Sep 05, 2014
Caitlin McGrath in Home Cooking

Too much corn on the cob! Help me use it!

This one from Mario Batali's Molto Italiano and Molto Gusto cookbooks is excellent: http://www.splendidtable.org/recipes/...

Keeping ravioli fresh before dinner

You really need to cook them right before serving; they're not the kind of thing that holds well once cooked. They'll only take a few minutes to cook.

What are you baking these days? September edition, part 1! (2014) [old]

I use fruit jam or preserves to flavor cooked flour frosting, and it works great. Don't add them during the cooking process, add them at the end.
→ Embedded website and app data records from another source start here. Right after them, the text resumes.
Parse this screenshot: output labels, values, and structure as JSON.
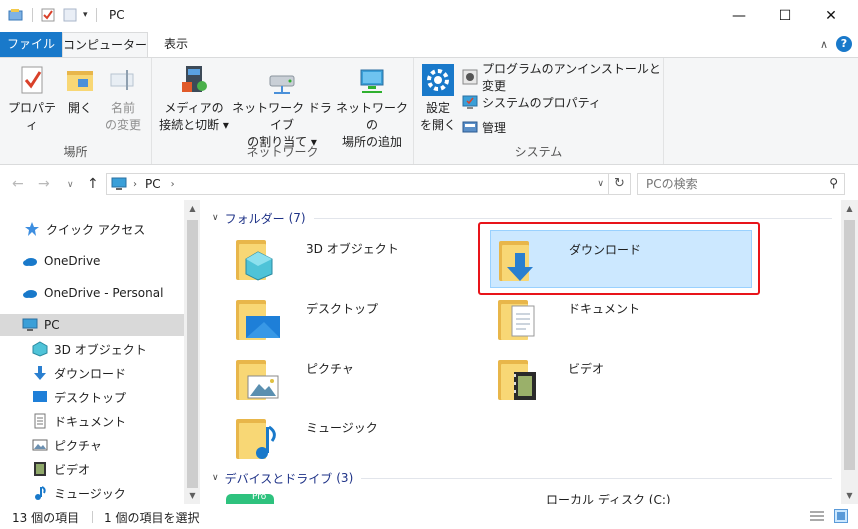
{
  "window": {
    "title": "PC",
    "controls": {
      "minimize": "—",
      "maximize": "☐",
      "close": "✕"
    }
  },
  "ribbon_tabs": {
    "file": "ファイル",
    "computer": "コンピューター",
    "view": "表示"
  },
  "ribbon": {
    "groups": {
      "location": {
        "label": "場所",
        "properties": "プロパティ",
        "open": "開く",
        "rename": [
          "名前",
          "の変更"
        ]
      },
      "network": {
        "label": "ネットワーク",
        "media": [
          "メディアの",
          "接続と切断 ▾"
        ],
        "map_drive": [
          "ネットワーク ドライブ",
          "の割り当て ▾"
        ],
        "add_location": [
          "ネットワークの",
          "場所の追加"
        ]
      },
      "system": {
        "label": "システム",
        "open_settings": [
          "設定",
          "を開く"
        ],
        "uninstall": "プログラムのアンインストールと変更",
        "system_properties": "システムのプロパティ",
        "manage": "管理"
      }
    }
  },
  "address": {
    "crumb": "PC",
    "search_placeholder": "PCの検索"
  },
  "nav_pane": {
    "items": [
      {
        "label": "クイック アクセス",
        "icon": "star-icon"
      },
      {
        "label": "OneDrive",
        "icon": "cloud-icon"
      },
      {
        "label": "OneDrive - Personal",
        "icon": "cloud-icon"
      },
      {
        "label": "PC",
        "icon": "computer-icon"
      },
      {
        "label": "3D オブジェクト",
        "icon": "cube-icon"
      },
      {
        "label": "ダウンロード",
        "icon": "download-icon"
      },
      {
        "label": "デスクトップ",
        "icon": "desktop-icon"
      },
      {
        "label": "ドキュメント",
        "icon": "document-icon"
      },
      {
        "label": "ピクチャ",
        "icon": "picture-icon"
      },
      {
        "label": "ビデオ",
        "icon": "video-icon"
      },
      {
        "label": "ミュージック",
        "icon": "music-icon"
      }
    ]
  },
  "content": {
    "folders_group": {
      "title": "フォルダー",
      "count": "(7)"
    },
    "folders": [
      {
        "name": "3D オブジェクト",
        "icon": "3d-objects-folder-icon"
      },
      {
        "name": "ダウンロード",
        "icon": "downloads-folder-icon"
      },
      {
        "name": "デスクトップ",
        "icon": "desktop-folder-icon"
      },
      {
        "name": "ドキュメント",
        "icon": "documents-folder-icon"
      },
      {
        "name": "ピクチャ",
        "icon": "pictures-folder-icon"
      },
      {
        "name": "ビデオ",
        "icon": "videos-folder-icon"
      },
      {
        "name": "ミュージック",
        "icon": "music-folder-icon"
      }
    ],
    "devices_group": {
      "title": "デバイスとドライブ",
      "count": "(3)"
    },
    "devices_partial": {
      "badge": "Pro",
      "drive_name": "ローカル ディスク (C:)"
    }
  },
  "status": {
    "item_count": "13 個の項目",
    "selected": "1 個の項目を選択"
  },
  "colors": {
    "accent": "#1979ca",
    "selection": "#cce8ff",
    "highlight_box": "#e8141a",
    "folder": "#f8d775"
  }
}
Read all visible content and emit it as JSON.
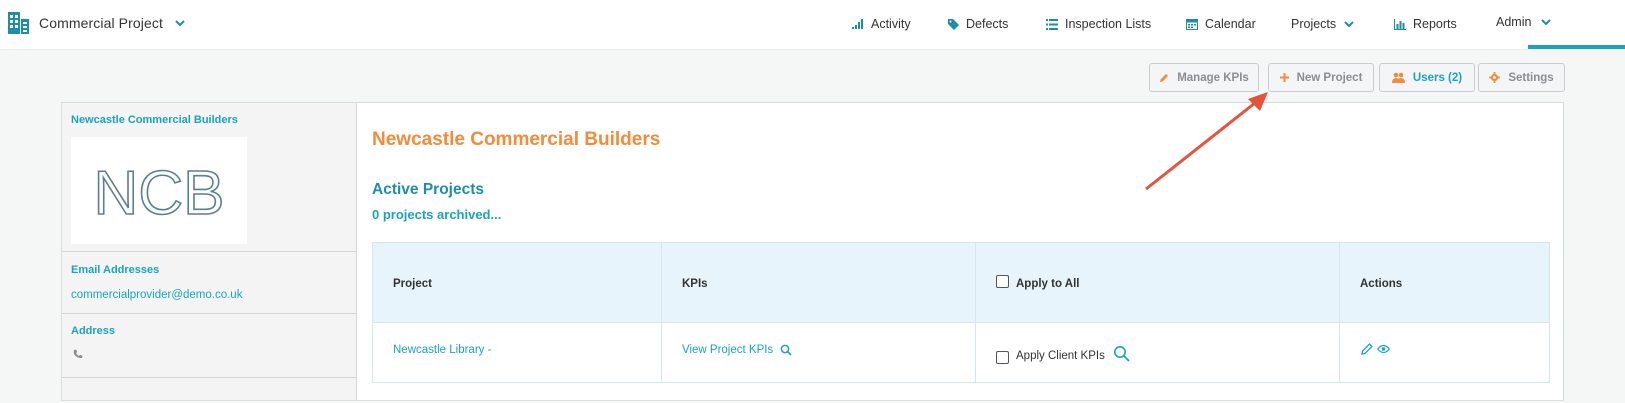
{
  "header": {
    "project_name": "Commercial Project",
    "nav": {
      "activity": "Activity",
      "defects": "Defects",
      "inspection_lists": "Inspection Lists",
      "calendar": "Calendar",
      "projects": "Projects",
      "reports": "Reports",
      "admin": "Admin"
    },
    "active_nav": "admin"
  },
  "toolbar": {
    "manage_kpis": "Manage KPIs",
    "new_project": "New Project",
    "users": "Users (2)",
    "settings": "Settings"
  },
  "sidebar": {
    "company_name": "Newcastle Commercial Builders",
    "logo_text": "NCB",
    "email_heading": "Email Addresses",
    "email": "commercialprovider@demo.co.uk",
    "address_heading": "Address"
  },
  "main": {
    "company_title": "Newcastle Commercial Builders",
    "active_projects_heading": "Active Projects",
    "archived_link": "0 projects archived..."
  },
  "table": {
    "headers": {
      "project": "Project",
      "kpis": "KPIs",
      "apply_to_all": "Apply to All",
      "actions": "Actions"
    },
    "rows": [
      {
        "project": "Newcastle Library -",
        "kpis_link": "View Project KPIs",
        "apply_label": "Apply Client KPIs"
      }
    ]
  },
  "colors": {
    "accent": "#19a3bf",
    "company_title": "#f28c3a",
    "annotation_arrow": "#e5533d"
  }
}
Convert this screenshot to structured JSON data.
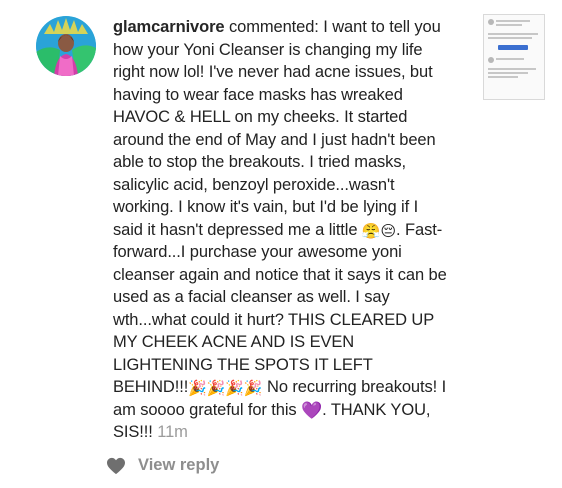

I make up the frosting as normal but without vanilla or other flavoring, and after it's all whipped, I beat in the preserves by the spoonful, tasting as I go, until the flavor is where I want it. For strawberry, you might want to go with jam over preserves for texture, or if you have preserves with real chunks of fruit, just blend it smooth before adding it.

Seeded Watermelons

Since this thread's been updated, I'll mention that recently, I've had some good, smaller seeded red watermelons from River Dog, bought at the Berkeley farmers' market. They're organic, priced at $1/lb with a maximum price of $5 (so larger melons are a better deal; the largest I've had was probably around 10 lbs).